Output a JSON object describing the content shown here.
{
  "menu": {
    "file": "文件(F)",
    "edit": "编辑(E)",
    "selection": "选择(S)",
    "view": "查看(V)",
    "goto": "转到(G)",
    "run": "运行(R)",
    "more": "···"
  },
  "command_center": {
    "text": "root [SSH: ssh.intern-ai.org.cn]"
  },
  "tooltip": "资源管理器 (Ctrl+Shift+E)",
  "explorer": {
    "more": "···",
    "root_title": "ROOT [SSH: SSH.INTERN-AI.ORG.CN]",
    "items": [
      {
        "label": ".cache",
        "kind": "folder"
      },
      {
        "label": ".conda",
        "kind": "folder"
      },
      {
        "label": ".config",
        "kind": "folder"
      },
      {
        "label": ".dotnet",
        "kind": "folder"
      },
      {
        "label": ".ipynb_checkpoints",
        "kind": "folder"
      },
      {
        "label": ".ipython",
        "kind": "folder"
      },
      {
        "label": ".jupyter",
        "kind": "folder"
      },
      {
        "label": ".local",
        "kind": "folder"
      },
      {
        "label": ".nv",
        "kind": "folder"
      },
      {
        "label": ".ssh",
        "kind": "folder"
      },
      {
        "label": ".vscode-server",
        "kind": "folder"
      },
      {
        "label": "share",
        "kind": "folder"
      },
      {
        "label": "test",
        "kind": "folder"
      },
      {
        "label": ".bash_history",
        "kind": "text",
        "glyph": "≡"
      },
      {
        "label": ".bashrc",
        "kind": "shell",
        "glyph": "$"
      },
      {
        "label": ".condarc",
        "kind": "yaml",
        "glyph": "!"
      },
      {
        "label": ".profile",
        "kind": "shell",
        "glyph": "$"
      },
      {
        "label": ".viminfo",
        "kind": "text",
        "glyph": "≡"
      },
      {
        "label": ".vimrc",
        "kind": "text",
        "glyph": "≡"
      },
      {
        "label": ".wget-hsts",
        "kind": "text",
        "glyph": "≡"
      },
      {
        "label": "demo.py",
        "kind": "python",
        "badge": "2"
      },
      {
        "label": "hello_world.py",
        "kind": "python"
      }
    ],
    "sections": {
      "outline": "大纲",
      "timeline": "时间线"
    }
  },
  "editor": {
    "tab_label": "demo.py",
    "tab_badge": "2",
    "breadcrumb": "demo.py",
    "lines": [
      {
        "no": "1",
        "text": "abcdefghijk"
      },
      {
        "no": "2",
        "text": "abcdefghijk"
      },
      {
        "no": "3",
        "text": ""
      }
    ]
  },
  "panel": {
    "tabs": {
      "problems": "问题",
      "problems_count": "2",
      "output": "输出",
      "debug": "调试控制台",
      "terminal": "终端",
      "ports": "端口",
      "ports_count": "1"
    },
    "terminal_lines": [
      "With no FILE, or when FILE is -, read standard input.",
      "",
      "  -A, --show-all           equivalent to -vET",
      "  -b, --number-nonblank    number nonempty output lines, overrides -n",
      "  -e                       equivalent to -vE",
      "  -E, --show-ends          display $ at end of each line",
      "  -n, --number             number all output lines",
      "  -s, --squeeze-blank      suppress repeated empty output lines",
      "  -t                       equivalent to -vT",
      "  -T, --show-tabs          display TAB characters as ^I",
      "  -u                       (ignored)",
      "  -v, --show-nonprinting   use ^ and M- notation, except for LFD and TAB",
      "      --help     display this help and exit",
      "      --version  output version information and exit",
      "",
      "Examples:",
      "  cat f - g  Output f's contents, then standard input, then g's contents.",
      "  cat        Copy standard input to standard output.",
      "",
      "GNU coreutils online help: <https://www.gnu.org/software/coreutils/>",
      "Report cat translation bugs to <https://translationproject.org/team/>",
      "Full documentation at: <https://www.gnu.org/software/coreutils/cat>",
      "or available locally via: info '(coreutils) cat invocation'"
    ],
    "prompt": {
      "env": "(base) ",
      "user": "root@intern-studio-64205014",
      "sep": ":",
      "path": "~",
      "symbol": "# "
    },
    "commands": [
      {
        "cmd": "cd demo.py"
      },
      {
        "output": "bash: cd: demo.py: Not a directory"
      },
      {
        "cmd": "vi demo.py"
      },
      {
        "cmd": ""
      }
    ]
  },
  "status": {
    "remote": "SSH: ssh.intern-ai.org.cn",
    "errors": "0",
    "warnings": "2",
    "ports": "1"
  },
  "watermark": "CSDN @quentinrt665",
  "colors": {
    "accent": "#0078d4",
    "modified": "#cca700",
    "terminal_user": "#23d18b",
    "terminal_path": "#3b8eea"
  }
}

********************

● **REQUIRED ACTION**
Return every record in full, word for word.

● **SOLUTION TO THIS PROBLEM**
Output a JSON object describing the content shown here.
{
  "menu": {
    "file": "文件(F)",
    "edit": "编辑(E)",
    "selection": "选择(S)",
    "view": "查看(V)",
    "goto": "转到(G)",
    "run": "运行(R)",
    "more": "···"
  },
  "command_center": {
    "text": "root [SSH: ssh.intern-ai.org.cn]"
  },
  "tooltip": "资源管理器 (Ctrl+Shift+E)",
  "explorer": {
    "more": "···",
    "root_title": "ROOT [SSH: SSH.INTERN-AI.ORG.CN]",
    "items": [
      {
        "label": ".cache",
        "kind": "folder"
      },
      {
        "label": ".conda",
        "kind": "folder"
      },
      {
        "label": ".config",
        "kind": "folder"
      },
      {
        "label": ".dotnet",
        "kind": "folder"
      },
      {
        "label": ".ipynb_checkpoints",
        "kind": "folder"
      },
      {
        "label": ".ipython",
        "kind": "folder"
      },
      {
        "label": ".jupyter",
        "kind": "folder"
      },
      {
        "label": ".local",
        "kind": "folder"
      },
      {
        "label": ".nv",
        "kind": "folder"
      },
      {
        "label": ".ssh",
        "kind": "folder"
      },
      {
        "label": ".vscode-server",
        "kind": "folder"
      },
      {
        "label": "share",
        "kind": "folder"
      },
      {
        "label": "test",
        "kind": "folder"
      },
      {
        "label": ".bash_history",
        "kind": "text",
        "glyph": "≡"
      },
      {
        "label": ".bashrc",
        "kind": "shell",
        "glyph": "$"
      },
      {
        "label": ".condarc",
        "kind": "yaml",
        "glyph": "!"
      },
      {
        "label": ".profile",
        "kind": "shell",
        "glyph": "$"
      },
      {
        "label": ".viminfo",
        "kind": "text",
        "glyph": "≡"
      },
      {
        "label": ".vimrc",
        "kind": "text",
        "glyph": "≡"
      },
      {
        "label": ".wget-hsts",
        "kind": "text",
        "glyph": "≡"
      },
      {
        "label": "demo.py",
        "kind": "python",
        "badge": "2"
      },
      {
        "label": "hello_world.py",
        "kind": "python"
      }
    ],
    "sections": {
      "outline": "大纲",
      "timeline": "时间线"
    }
  },
  "editor": {
    "tab_label": "demo.py",
    "tab_badge": "2",
    "breadcrumb": "demo.py",
    "lines": [
      {
        "no": "1",
        "text": "abcdefghijk"
      },
      {
        "no": "2",
        "text": "abcdefghijk"
      },
      {
        "no": "3",
        "text": ""
      }
    ]
  },
  "panel": {
    "tabs": {
      "problems": "问题",
      "problems_count": "2",
      "output": "输出",
      "debug": "调试控制台",
      "terminal": "终端",
      "ports": "端口",
      "ports_count": "1"
    },
    "terminal_lines": [
      "With no FILE, or when FILE is -, read standard input.",
      "",
      "  -A, --show-all           equivalent to -vET",
      "  -b, --number-nonblank    number nonempty output lines, overrides -n",
      "  -e                       equivalent to -vE",
      "  -E, --show-ends          display $ at end of each line",
      "  -n, --number             number all output lines",
      "  -s, --squeeze-blank      suppress repeated empty output lines",
      "  -t                       equivalent to -vT",
      "  -T, --show-tabs          display TAB characters as ^I",
      "  -u                       (ignored)",
      "  -v, --show-nonprinting   use ^ and M- notation, except for LFD and TAB",
      "      --help     display this help and exit",
      "      --version  output version information and exit",
      "",
      "Examples:",
      "  cat f - g  Output f's contents, then standard input, then g's contents.",
      "  cat        Copy standard input to standard output.",
      "",
      "GNU coreutils online help: <https://www.gnu.org/software/coreutils/>",
      "Report cat translation bugs to <https://translationproject.org/team/>",
      "Full documentation at: <https://www.gnu.org/software/coreutils/cat>",
      "or available locally via: info '(coreutils) cat invocation'"
    ],
    "prompt": {
      "env": "(base) ",
      "user": "root@intern-studio-64205014",
      "sep": ":",
      "path": "~",
      "symbol": "# "
    },
    "commands": [
      {
        "cmd": "cd demo.py"
      },
      {
        "output": "bash: cd: demo.py: Not a directory"
      },
      {
        "cmd": "vi demo.py"
      },
      {
        "cmd": ""
      }
    ]
  },
  "status": {
    "remote": "SSH: ssh.intern-ai.org.cn",
    "errors": "0",
    "warnings": "2",
    "ports": "1"
  },
  "watermark": "CSDN @quentinrt665",
  "colors": {
    "accent": "#0078d4",
    "modified": "#cca700",
    "terminal_user": "#23d18b",
    "terminal_path": "#3b8eea"
  }
}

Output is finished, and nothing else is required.